If like most, once you reached a certain age as an early teen, your parents probably took you down to the local Boots or supermarket to pick you up an antiperspirant. If you were growing up in the ’90s and ’00s, the smell of Lynx Africa or Bubblegum Impulse probably is enough to make your spine shudder or make you feel very nostalgic - that stuff lingered on your clothes for what felt like forever.
But as you were drowning yourself in the aerosol sprays like it was insect repellant, no one ever questioned what the fumes were doing not only for your health but the planet too.
What are Aerosol Sprays?
Technically speaking, an aerosol spray is a type of dispensing system which creates an aerosol mist of liquid particles. Aerosols usually come in the form of a can that will withstand holding a substance under high pressure. When you press the button or lever at the top of the container, it will release the substance. Then, a fine spray will be released into the air or onto a surface - such as your armpit.
An antiperspirant is an aerosol spray that uses aluminium particles to block your sweat ducts, limiting the amount you perspire - all while leaving you smelling fresher with your choice of fragrance.
For the product to be released, the aerosol can has to contain Propylene Gasses: an organic compound that has no colour. It is flammable and often used as fuel, which is why every aerosol can you purchase will have the flame symbol, to indicate that when near fire, it can cause destruction.
Dangers of Aerosol Sprays
1. Toxic Ingredients
When you think about it logically, applying something to your skin every day that can essentially set on fire with just a match, doesn’t sound like the most ideal scenario.
Aerosol antiperspirants rely on aluminium as the active ingredient to temporarily plug and block the sweat glands on your skin, reducing the amount of sweat that seeps through. Other common chemical ingredients found in antiperspirants are parabens, triclosan, phthalates, propylene glycol and aluminium.
Some research has linked these ingredients to medical conditions including linked to forms of breast cancer and reproductive development issues, so the last thing you want is to inhale toxins that have been sprayed in the air via aerosols.
2. Bad for your Health
Many aerosol sprays contain highly toxic chemicals that are proven to be harmful to adults, children and family pets. Not to mention that, when it comes to using antiperspirants, sweating is a natural process that almost every human experiences (apart from the lucky few).
When you perspire, your body releases toxins that you need to release to experience a healthy body function. Most commonly, humans sweat when they exercise, this is your body's way to naturally cool down. Therefore, by preventing this from happening, it doesn’t allow your body to perform a natural process.
3. Disposal of Aerosols
Another danger of aerosols is the task of appropriately disposing of them once you have finished an aerosol spray can. As the climate crisis is spoken about more widely, the public is now more aware than ever of their responsibility to recycle and use sustainable materials. However, with your typical aluminium aerosol container, this isn’t as easy. You need to make sure they are separated from your recyclables unless you specifically break apart the container - separating the plastic from aluminium.

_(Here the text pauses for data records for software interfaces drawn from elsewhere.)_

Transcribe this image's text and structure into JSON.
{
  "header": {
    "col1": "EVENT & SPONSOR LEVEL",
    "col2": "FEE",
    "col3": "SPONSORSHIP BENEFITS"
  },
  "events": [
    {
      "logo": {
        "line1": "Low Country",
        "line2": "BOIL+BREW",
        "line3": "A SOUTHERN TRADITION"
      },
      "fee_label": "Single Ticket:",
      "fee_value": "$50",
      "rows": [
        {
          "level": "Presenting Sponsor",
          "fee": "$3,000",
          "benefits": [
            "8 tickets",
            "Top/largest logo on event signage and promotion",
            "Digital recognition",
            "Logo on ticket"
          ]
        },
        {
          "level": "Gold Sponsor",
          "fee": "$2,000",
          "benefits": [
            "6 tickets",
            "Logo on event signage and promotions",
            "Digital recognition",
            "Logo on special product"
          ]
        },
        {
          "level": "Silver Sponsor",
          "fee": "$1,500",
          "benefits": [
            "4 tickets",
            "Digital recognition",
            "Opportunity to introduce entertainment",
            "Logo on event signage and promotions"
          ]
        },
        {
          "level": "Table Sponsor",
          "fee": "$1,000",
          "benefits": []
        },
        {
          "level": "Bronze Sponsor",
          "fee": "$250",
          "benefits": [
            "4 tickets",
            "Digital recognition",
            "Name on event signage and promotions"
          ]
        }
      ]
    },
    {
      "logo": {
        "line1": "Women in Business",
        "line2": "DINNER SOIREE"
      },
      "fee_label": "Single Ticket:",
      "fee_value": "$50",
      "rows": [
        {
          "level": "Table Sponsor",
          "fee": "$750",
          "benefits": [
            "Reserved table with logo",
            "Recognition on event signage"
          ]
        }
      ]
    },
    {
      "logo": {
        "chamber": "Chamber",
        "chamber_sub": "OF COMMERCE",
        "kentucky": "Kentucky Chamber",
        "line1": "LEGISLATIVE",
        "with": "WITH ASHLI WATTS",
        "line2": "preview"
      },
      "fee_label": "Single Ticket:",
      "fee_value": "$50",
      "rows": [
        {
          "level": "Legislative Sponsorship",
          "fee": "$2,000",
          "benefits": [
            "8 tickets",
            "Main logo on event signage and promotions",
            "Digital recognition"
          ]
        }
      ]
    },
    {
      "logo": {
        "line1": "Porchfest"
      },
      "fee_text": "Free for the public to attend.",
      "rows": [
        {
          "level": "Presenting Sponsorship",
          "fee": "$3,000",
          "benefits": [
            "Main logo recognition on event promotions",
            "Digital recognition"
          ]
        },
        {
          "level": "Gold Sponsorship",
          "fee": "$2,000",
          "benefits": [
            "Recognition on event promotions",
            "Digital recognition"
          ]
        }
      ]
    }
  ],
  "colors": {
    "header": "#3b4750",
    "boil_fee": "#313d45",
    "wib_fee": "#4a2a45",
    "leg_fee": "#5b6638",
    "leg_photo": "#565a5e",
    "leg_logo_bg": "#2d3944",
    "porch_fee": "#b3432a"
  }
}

4. Bad for the Climate
Aerosols affect the climate as strongly as greenhouse gases but in a completely different way. They can scatter sunlight, meaning they cool the planet by reflecting about 1/4 of the sun’s rays have to space, with the IPCC concluding that industrial aerosols have acted to significantly slow the increase in global temperature over the last thirty years.
However other types of aerosol, particularly black carbon or brown carbon/organic matter (depending on the brightness of the underlying ground), will absorb light radiation, adding to warming the atmosphere.
5. Increasing the Number of Clouds
Generally speaking, clouds are believed to cool the earth by increasing the reflectivity of the planet and shading 60% of the planet at any one time. With this in mind, if aerosols increased cloud formation by as little as 5%, it could compensate for the entire increase in greenhouse gases from the modern industrial era. However, a long term decrease in overall cloudiness could have major adverse impacts.
Also, not everyone uses aerosols, so the gas emissions are not distributed around the planet as consistently as greenhouse gases. On a smaller scale the aerosol effects can be significant, but understanding the overarching consequences is currently a high priority for climatologists.
By understanding all of the dangers of aerosol sprays and taking the necessary precautions you can keep the health of your family and the planet safe and also decrease your carbon footprint. Choose a product that doesn’t rely on aerosols whenever possible and keep those around you educated about what aerosol sprays and their harmful effects.